Currently, markets remain focused on short-term economic data and are betting the US Federal Reserve (Fed) will be on track to bring inflation down close to target and begin cutting rates, effectively engineering a soft landing. This outcome is all but certain with inflation persisting above the Fed’s 2% target. Furthermore, a Trump victory would likely be highly inflationary given his protectionist agenda. His expansionary fiscal stance could also support the US Dollar which would probably appreciate should worsening geopolitical tensions drive safe haven flows into the US. Worsening inflation would also have an adverse effect on long bond yields. Trump’s reform bill in 2017 cut the higher corporate tax rate from 35% to 21% and he has vowed on his campaign to lower it further to 15% if elected. The inflationary impact of tax cuts would be very unwelcome for the Fed and would spook bond investors on concerns of debt sustainability and higher interest rates for longer. This ‘duration tantrum’ could also likely have a negative repercussion on risk assets.

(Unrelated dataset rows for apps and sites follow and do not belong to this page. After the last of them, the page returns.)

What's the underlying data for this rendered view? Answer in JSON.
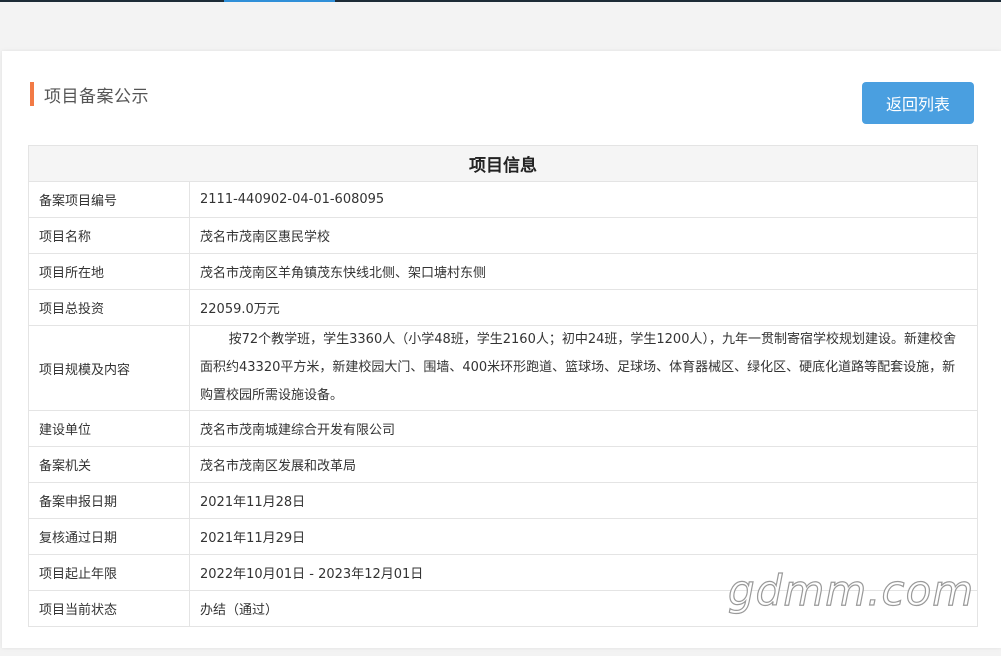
{
  "heading": {
    "title": "项目备案公示",
    "back_button": "返回列表",
    "accent_color": "#f27a45",
    "button_color": "#4a9fe0"
  },
  "table": {
    "caption": "项目信息",
    "rows": [
      {
        "label": "备案项目编号",
        "value": "2111-440902-04-01-608095"
      },
      {
        "label": "项目名称",
        "value": "茂名市茂南区惠民学校"
      },
      {
        "label": "项目所在地",
        "value": "茂名市茂南区羊角镇茂东快线北侧、架口塘村东侧"
      },
      {
        "label": "项目总投资",
        "value": "22059.0万元"
      },
      {
        "label": "项目规模及内容",
        "value": "按72个教学班，学生3360人（小学48班，学生2160人；初中24班，学生1200人），九年一贯制寄宿学校规划建设。新建校舍面积约43320平方米，新建校园大门、围墙、400米环形跑道、篮球场、足球场、体育器械区、绿化区、硬底化道路等配套设施，新购置校园所需设施设备。"
      },
      {
        "label": "建设单位",
        "value": "茂名市茂南城建综合开发有限公司"
      },
      {
        "label": "备案机关",
        "value": "茂名市茂南区发展和改革局"
      },
      {
        "label": "备案申报日期",
        "value": "2021年11月28日"
      },
      {
        "label": "复核通过日期",
        "value": "2021年11月29日"
      },
      {
        "label": "项目起止年限",
        "value": "2022年10月01日 - 2023年12月01日"
      },
      {
        "label": "项目当前状态",
        "value": "办结（通过）"
      }
    ]
  },
  "watermark": "gdmm.com"
}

Those who are more sanguine on a Trump victory will harken back to his previous presidential term which showed us that with his pro-business agenda risk assets reacted well to tax cuts and deregulation (despite global equity markets initially plunging on negative sentiment).  If we consider that these tax cuts would need Congress’ approval, that congressional elections are due at the end of the year, and a split Congress would make it more difficult for Trump to move ahead with these cuts, it might mute the optimism of those who look to Trump’s ‘track record’ for a guide of what’s to come.  It’s also worth paying attention to his domestic political agenda in which one can see a clear shift from his previous term’s focus on the economy to policies that are borne out of prejudice and his desire for revenge against the ‘liberal Deep State’. His protectionist stance on immigration will also have repercussions on trend growth not to mention the grim long-term effects of his dismissive stance on environmental policy. He did after all unabashedly dismantle nearly a hundred policies focused on clean air, water, wildlife, and toxic chemicals during his presidential term.

On foreign policy, his stance on Ukraine likely means dire consequences for Europe. Over the course of his presidency, Trump has shown a predisposition to be sympathetic to Putin so another Trump presidential term would see further aid to Ukraine hang in the balance. This would threaten the unity of the European bloc as an agreement would then have to be reached on how to continue paying for military aid (half of which already comes from the US). Putin may additionally be incentivised to act more aggressively and be emboldened to attack another country. In addition, given his protectionist stance, the risk of a trade war with the US would be punitive to Europe’s smaller and more export-oriented economies – more so than for the US. Finally, on the Israel/Gaza conflict, Trump’s lack of tact and poor record on the foreign policy front could tragically see the situation escalate (though it’s hard to imagine a worse outcome than what the victims of this tragic conflict are currently experiencing).  

With over nine months to go until the elections, it is still much too early to act on the back of such assessments. However, we ought to guard against complacency and simply relying on historical precedent to position portfolios as we get closer to the elections. At the risk of sounding overly dystopian, this time around, the geopolitical landscape is arguably more tense. Trump seems more emboldened to openly shift his political agenda towards more prejudiced endeavours, and with the difficulties Congress might pose on his expansionary fiscal agenda, it’s fair to say another Trump presidency leaves plenty of room for concern.